◆ Directions ◆
Nothing besides a number belongs in the answer, which is how many lines of the listing contain the string "JSON".

BEGIN Records to process

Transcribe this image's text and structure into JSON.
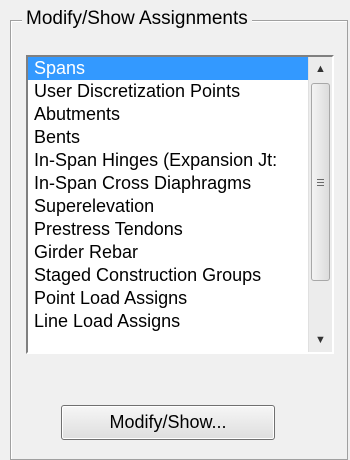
{
  "group": {
    "title": "Modify/Show Assignments"
  },
  "list": {
    "items": [
      "Spans",
      "User Discretization Points",
      "Abutments",
      "Bents",
      "In-Span Hinges (Expansion Jt:",
      "In-Span Cross Diaphragms",
      "Superelevation",
      "Prestress Tendons",
      "Girder Rebar",
      "Staged Construction Groups",
      "Point Load Assigns",
      "Line Load Assigns"
    ],
    "selected_index": 0,
    "colors": {
      "selection_background": "#3399ff",
      "selection_text": "#ffffff"
    }
  },
  "scrollbar": {
    "up_arrow_icon": "triangle-up",
    "down_arrow_icon": "triangle-down",
    "thumb_grip_icon": "grip-lines"
  },
  "button": {
    "label": "Modify/Show..."
  }
}
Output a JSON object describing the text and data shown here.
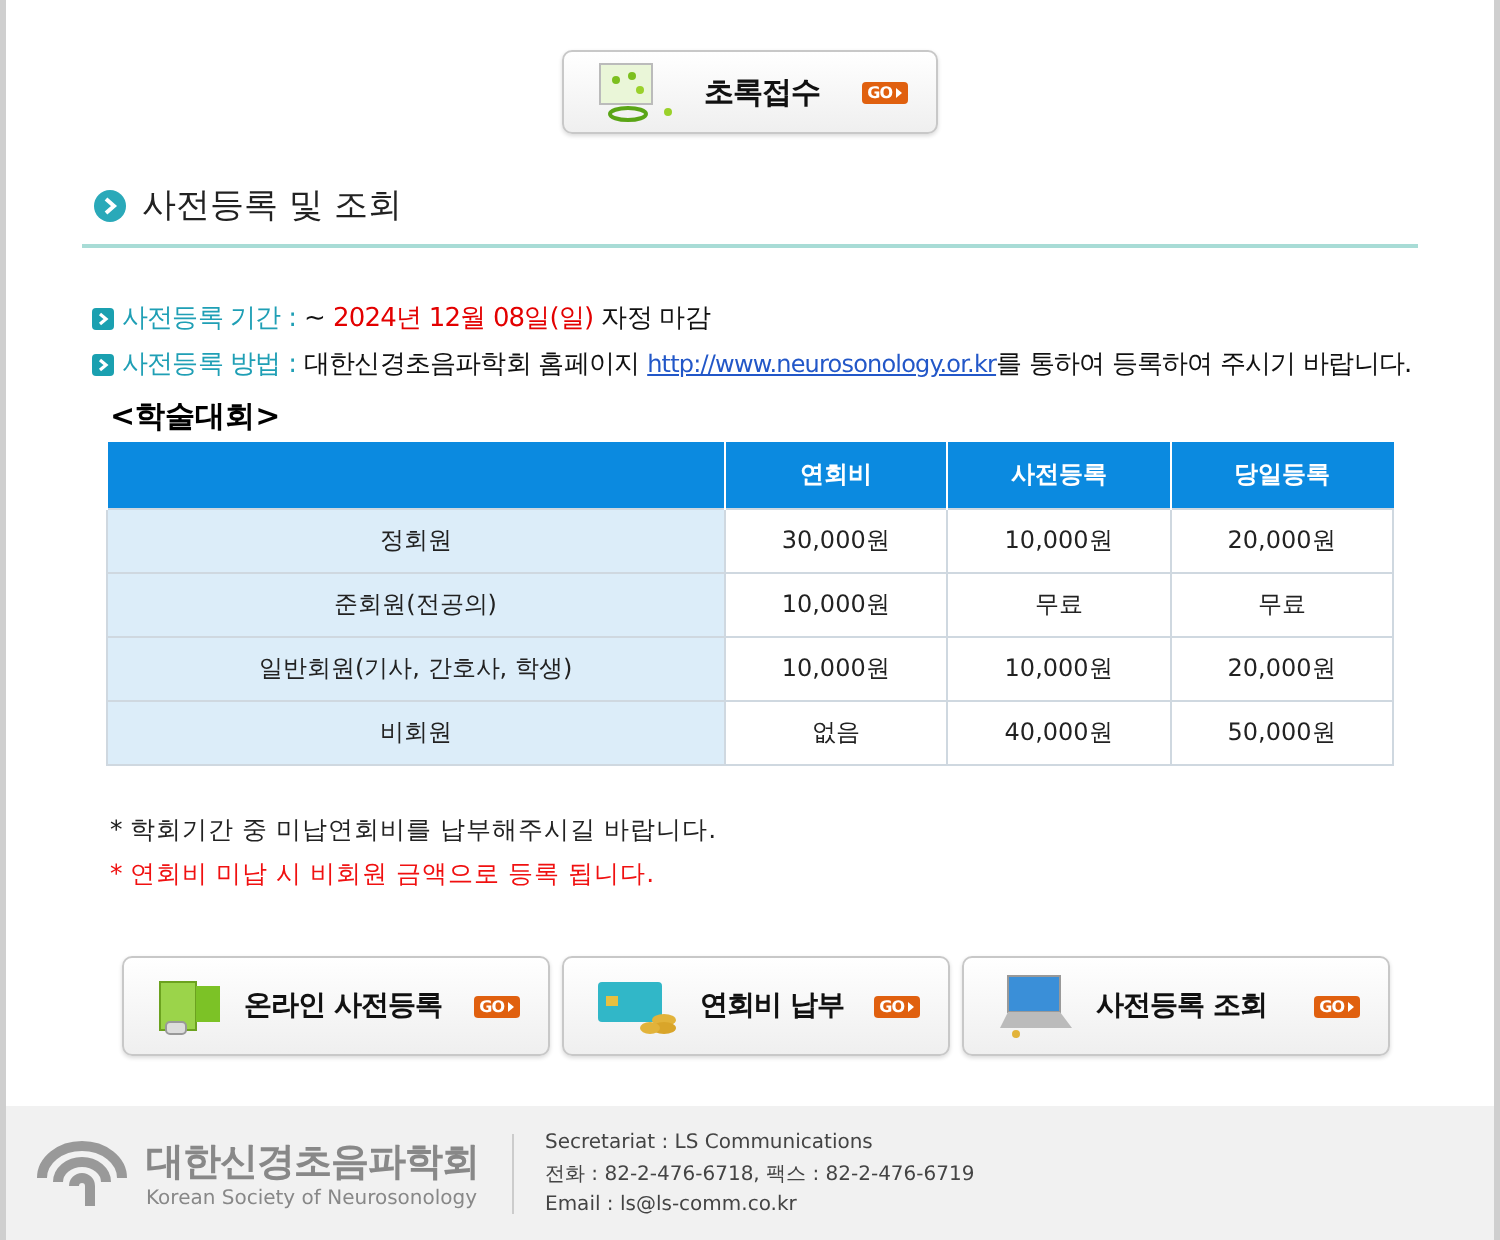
{
  "top_button": {
    "label": "초록접수",
    "badge": "GO"
  },
  "section": {
    "title": "사전등록 및 조회"
  },
  "info": [
    {
      "segments": [
        {
          "kind": "label",
          "text": "사전등록 기간 :"
        },
        {
          "kind": "plain",
          "text": "~"
        },
        {
          "kind": "highlight",
          "text": "2024년 12월 08일(일)"
        },
        {
          "kind": "plain",
          "text": "자정 마감"
        }
      ]
    },
    {
      "segments": [
        {
          "kind": "label",
          "text": "사전등록 방법 :"
        },
        {
          "kind": "plain",
          "text": "대한신경초음파학회 홈페이지"
        },
        {
          "kind": "link",
          "text": "http://www.neurosonology.or.kr"
        },
        {
          "kind": "attached",
          "text": "를 통하여 등록하여 주시기 바랍니다."
        }
      ]
    }
  ],
  "table": {
    "heading": "<학술대회>",
    "columns": [
      "",
      "연회비",
      "사전등록",
      "당일등록"
    ],
    "rows": [
      [
        "정회원",
        "30,000원",
        "10,000원",
        "20,000원"
      ],
      [
        "준회원(전공의)",
        "10,000원",
        "무료",
        "무료"
      ],
      [
        "일반회원(기사, 간호사, 학생)",
        "10,000원",
        "10,000원",
        "20,000원"
      ],
      [
        "비회원",
        "없음",
        "40,000원",
        "50,000원"
      ]
    ]
  },
  "notes": [
    {
      "text": "* 학회기간 중 미납연회비를 납부해주시길 바랍니다.",
      "warning": false
    },
    {
      "text": "* 연회비 미납 시 비회원 금액으로 등록 됩니다.",
      "warning": true
    }
  ],
  "buttons": [
    {
      "kind": "monitor",
      "label": "온라인 사전등록",
      "badge": "GO"
    },
    {
      "kind": "card",
      "label": "연회비 납부",
      "badge": "GO"
    },
    {
      "kind": "laptop",
      "label": "사전등록 조회",
      "badge": "GO"
    }
  ],
  "footer": {
    "logo_name": "대한신경초음파학회",
    "logo_subtitle": "Korean Society of Neurosonology",
    "lines": [
      "Secretariat : LS Communications",
      "전화 : 82-2-476-6718, 팩스 : 82-2-476-6719",
      "Email : ls@ls-comm.co.kr"
    ]
  }
}
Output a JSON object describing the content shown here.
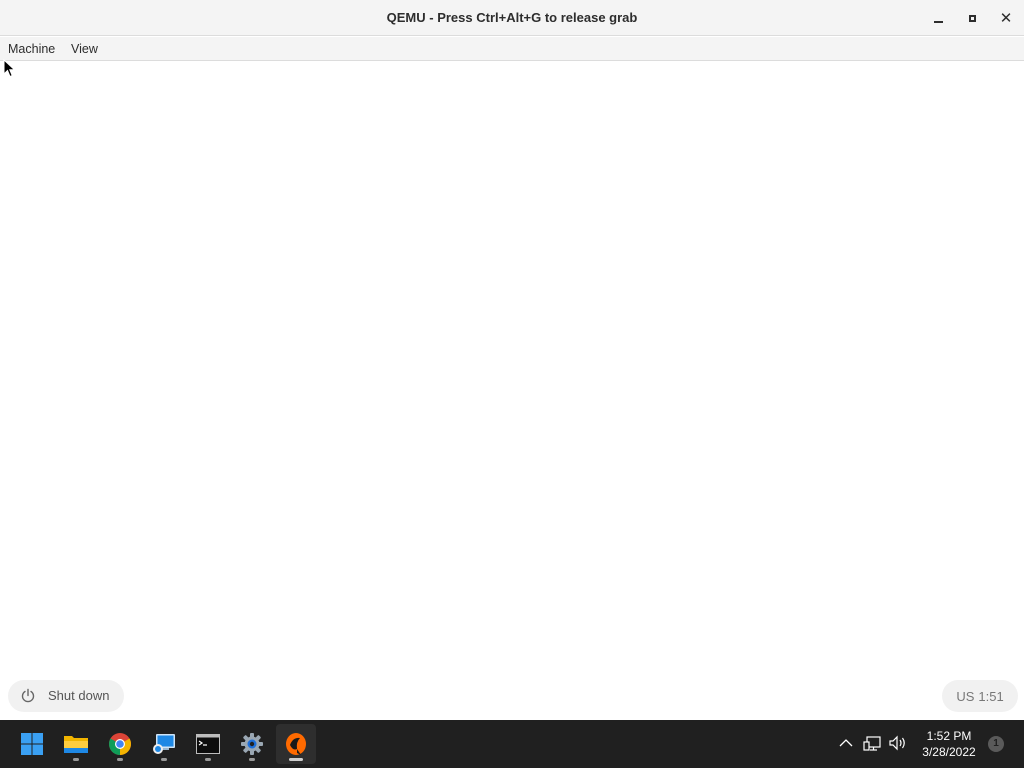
{
  "window": {
    "title": "QEMU - Press Ctrl+Alt+G to release grab",
    "controls": [
      "minimize-icon",
      "maximize-icon",
      "close-icon"
    ]
  },
  "menubar": {
    "items": [
      {
        "label": "Machine"
      },
      {
        "label": "View"
      }
    ]
  },
  "vm_screen": {
    "background": "#ffffff",
    "shutdown_label": "Shut down",
    "keyboard_layout": "US",
    "time": "1:51"
  },
  "taskbar": {
    "background": "#202020",
    "apps": [
      {
        "icon": "windows-start-icon"
      },
      {
        "icon": "file-explorer-icon"
      },
      {
        "icon": "chrome-icon"
      },
      {
        "icon": "remote-desktop-icon"
      },
      {
        "icon": "terminal-icon"
      },
      {
        "icon": "settings-gear-icon"
      },
      {
        "icon": "qemu-icon"
      }
    ],
    "tray": {
      "time": "1:52 PM",
      "date": "3/28/2022",
      "notification_count": "1"
    }
  }
}
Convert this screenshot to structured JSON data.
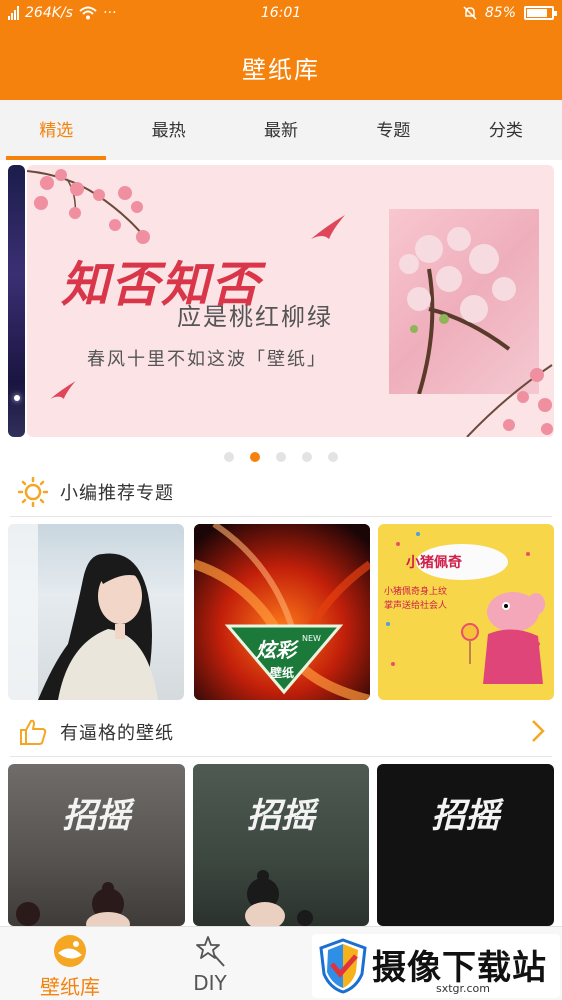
{
  "status_bar": {
    "network_speed": "264K/s",
    "more": "···",
    "time": "16:01",
    "battery": "85%",
    "battery_level": 0.85
  },
  "header": {
    "title": "壁纸库"
  },
  "tabs": [
    {
      "label": "精选",
      "active": true
    },
    {
      "label": "最热",
      "active": false
    },
    {
      "label": "最新",
      "active": false
    },
    {
      "label": "专题",
      "active": false
    },
    {
      "label": "分类",
      "active": false
    }
  ],
  "banner": {
    "title": "知否知否",
    "subtitle": "应是桃红柳绿",
    "line": "春风十里不如这波「壁纸」",
    "page_count": 5,
    "active_page": 2
  },
  "sections": {
    "recommended": {
      "label": "小编推荐专题",
      "icon": "sun-icon"
    },
    "stylish": {
      "label": "有逼格的壁纸",
      "icon": "thumbs-up-icon",
      "arrow_icon": "chevron-right-icon"
    }
  },
  "topic_cards": [
    {
      "label": ""
    },
    {
      "badge_top": "炫彩",
      "badge_new": "NEW",
      "badge_bottom": "壁纸"
    },
    {
      "title": "小猪佩奇",
      "caption_line1": "小猪佩奇身上纹",
      "caption_line2": "掌声送给社会人"
    }
  ],
  "wallpapers": [
    {
      "logo": "招摇"
    },
    {
      "logo": "招摇"
    },
    {
      "logo": "招摇"
    }
  ],
  "bottom_nav": [
    {
      "label": "壁纸库",
      "icon": "wallpaper-library-icon",
      "active": true
    },
    {
      "label": "DIY",
      "icon": "magic-star-icon",
      "active": false
    }
  ],
  "watermark": {
    "text": "摄像下载站",
    "url": "sxtgr.com"
  },
  "colors": {
    "accent": "#f5820c",
    "banner_pink": "#fbe3e6",
    "title_red": "#d9364a"
  }
}
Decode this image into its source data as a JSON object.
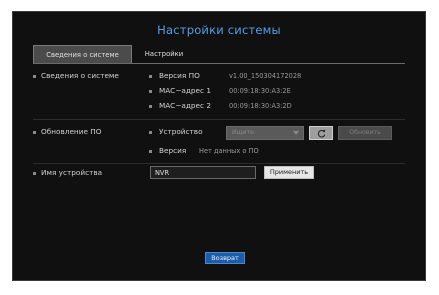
{
  "window": {
    "title": "Настройки системы"
  },
  "tabs": [
    {
      "label": "Сведения о системе",
      "active": true
    },
    {
      "label": "Настройки",
      "active": false
    }
  ],
  "system_info": {
    "section_label": "Сведения о системе",
    "rows": [
      {
        "label": "Версия ПО",
        "value": "v1.00_150304172028"
      },
      {
        "label": "MAC−адрес 1",
        "value": "00:09:18:30:A3:2E"
      },
      {
        "label": "MAC−адрес 2",
        "value": "00:09:18:30:A3:2D"
      }
    ]
  },
  "firmware": {
    "section_label": "Обновление ПО",
    "device_label": "Устройство",
    "device_placeholder": "Ищите",
    "update_button": "Обновить",
    "version_label": "Версия",
    "version_value": "Нет данных о ПО"
  },
  "device_name": {
    "section_label": "Имя устройства",
    "value": "NVR",
    "apply_button": "Применить"
  },
  "footer": {
    "back_button": "Возврат"
  },
  "colors": {
    "accent": "#5a9ee8",
    "back_button": "#1d5da7",
    "background": "#101010"
  }
}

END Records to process

◆ Task response ◆
5